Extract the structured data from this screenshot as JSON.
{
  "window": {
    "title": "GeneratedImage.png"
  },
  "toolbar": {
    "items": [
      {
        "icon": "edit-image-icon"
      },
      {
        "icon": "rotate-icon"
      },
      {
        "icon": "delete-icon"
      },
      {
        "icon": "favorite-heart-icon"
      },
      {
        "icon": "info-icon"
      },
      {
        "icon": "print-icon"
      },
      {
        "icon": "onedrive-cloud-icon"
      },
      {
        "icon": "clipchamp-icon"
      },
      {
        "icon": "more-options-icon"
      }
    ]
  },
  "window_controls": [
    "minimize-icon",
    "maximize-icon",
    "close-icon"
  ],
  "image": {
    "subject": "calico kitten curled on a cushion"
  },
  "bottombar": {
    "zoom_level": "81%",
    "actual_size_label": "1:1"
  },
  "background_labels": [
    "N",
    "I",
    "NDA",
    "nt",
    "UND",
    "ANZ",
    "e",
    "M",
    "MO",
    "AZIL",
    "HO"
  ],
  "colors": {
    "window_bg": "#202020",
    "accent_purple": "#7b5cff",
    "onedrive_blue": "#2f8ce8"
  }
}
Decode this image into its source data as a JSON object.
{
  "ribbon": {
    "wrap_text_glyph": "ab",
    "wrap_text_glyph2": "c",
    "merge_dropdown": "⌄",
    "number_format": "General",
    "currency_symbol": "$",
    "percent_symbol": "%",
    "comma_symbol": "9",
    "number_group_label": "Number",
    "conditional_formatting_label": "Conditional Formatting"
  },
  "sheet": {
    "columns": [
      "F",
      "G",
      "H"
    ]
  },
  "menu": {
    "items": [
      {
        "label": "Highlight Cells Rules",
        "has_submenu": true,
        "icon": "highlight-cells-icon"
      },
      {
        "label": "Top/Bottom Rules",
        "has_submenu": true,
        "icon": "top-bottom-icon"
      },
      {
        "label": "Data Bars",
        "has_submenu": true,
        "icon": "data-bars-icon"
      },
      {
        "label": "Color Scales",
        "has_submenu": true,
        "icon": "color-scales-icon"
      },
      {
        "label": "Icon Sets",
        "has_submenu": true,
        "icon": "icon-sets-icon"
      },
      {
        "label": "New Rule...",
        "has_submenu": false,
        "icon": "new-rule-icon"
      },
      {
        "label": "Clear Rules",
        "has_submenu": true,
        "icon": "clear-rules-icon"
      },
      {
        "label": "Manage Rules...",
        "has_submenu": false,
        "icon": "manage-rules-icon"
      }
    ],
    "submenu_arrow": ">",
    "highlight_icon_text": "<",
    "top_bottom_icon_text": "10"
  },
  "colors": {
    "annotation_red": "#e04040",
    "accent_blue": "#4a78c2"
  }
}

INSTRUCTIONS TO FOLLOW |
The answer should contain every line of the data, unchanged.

RESPONSE AREA |
Extract the structured data from this screenshot as JSON.
{
  "window": {
    "title": "GeneratedImage.png"
  },
  "toolbar": {
    "items": [
      {
        "icon": "edit-image-icon"
      },
      {
        "icon": "rotate-icon"
      },
      {
        "icon": "delete-icon"
      },
      {
        "icon": "favorite-heart-icon"
      },
      {
        "icon": "info-icon"
      },
      {
        "icon": "print-icon"
      },
      {
        "icon": "onedrive-cloud-icon"
      },
      {
        "icon": "clipchamp-icon"
      },
      {
        "icon": "more-options-icon"
      }
    ]
  },
  "window_controls": [
    "minimize-icon",
    "maximize-icon",
    "close-icon"
  ],
  "image": {
    "subject": "calico kitten curled on a cushion"
  },
  "bottombar": {
    "zoom_level": "81%",
    "actual_size_label": "1:1"
  },
  "background_labels": [
    "N",
    "I",
    "NDA",
    "nt",
    "UND",
    "ANZ",
    "e",
    "M",
    "MO",
    "AZIL",
    "HO"
  ],
  "colors": {
    "window_bg": "#202020",
    "accent_purple": "#7b5cff",
    "onedrive_blue": "#2f8ce8"
  }
}
Decode this image into its source data as a JSON object.
{
  "ribbon": {
    "wrap_text_glyph": "ab",
    "wrap_text_glyph2": "c",
    "merge_dropdown": "⌄",
    "number_format": "General",
    "currency_symbol": "$",
    "percent_symbol": "%",
    "comma_symbol": "9",
    "number_group_label": "Number",
    "conditional_formatting_label": "Conditional Formatting"
  },
  "sheet": {
    "columns": [
      "F",
      "G",
      "H"
    ]
  },
  "menu": {
    "items": [
      {
        "label": "Highlight Cells Rules",
        "has_submenu": true,
        "icon": "highlight-cells-icon"
      },
      {
        "label": "Top/Bottom Rules",
        "has_submenu": true,
        "icon": "top-bottom-icon"
      },
      {
        "label": "Data Bars",
        "has_submenu": true,
        "icon": "data-bars-icon"
      },
      {
        "label": "Color Scales",
        "has_submenu": true,
        "icon": "color-scales-icon"
      },
      {
        "label": "Icon Sets",
        "has_submenu": true,
        "icon": "icon-sets-icon"
      },
      {
        "label": "New Rule...",
        "has_submenu": false,
        "icon": "new-rule-icon"
      },
      {
        "label": "Clear Rules",
        "has_submenu": true,
        "icon": "clear-rules-icon"
      },
      {
        "label": "Manage Rules...",
        "has_submenu": false,
        "icon": "manage-rules-icon"
      }
    ],
    "submenu_arrow": ">",
    "highlight_icon_text": "<",
    "top_bottom_icon_text": "10"
  },
  "colors": {
    "annotation_red": "#e04040",
    "accent_blue": "#4a78c2"
  }
}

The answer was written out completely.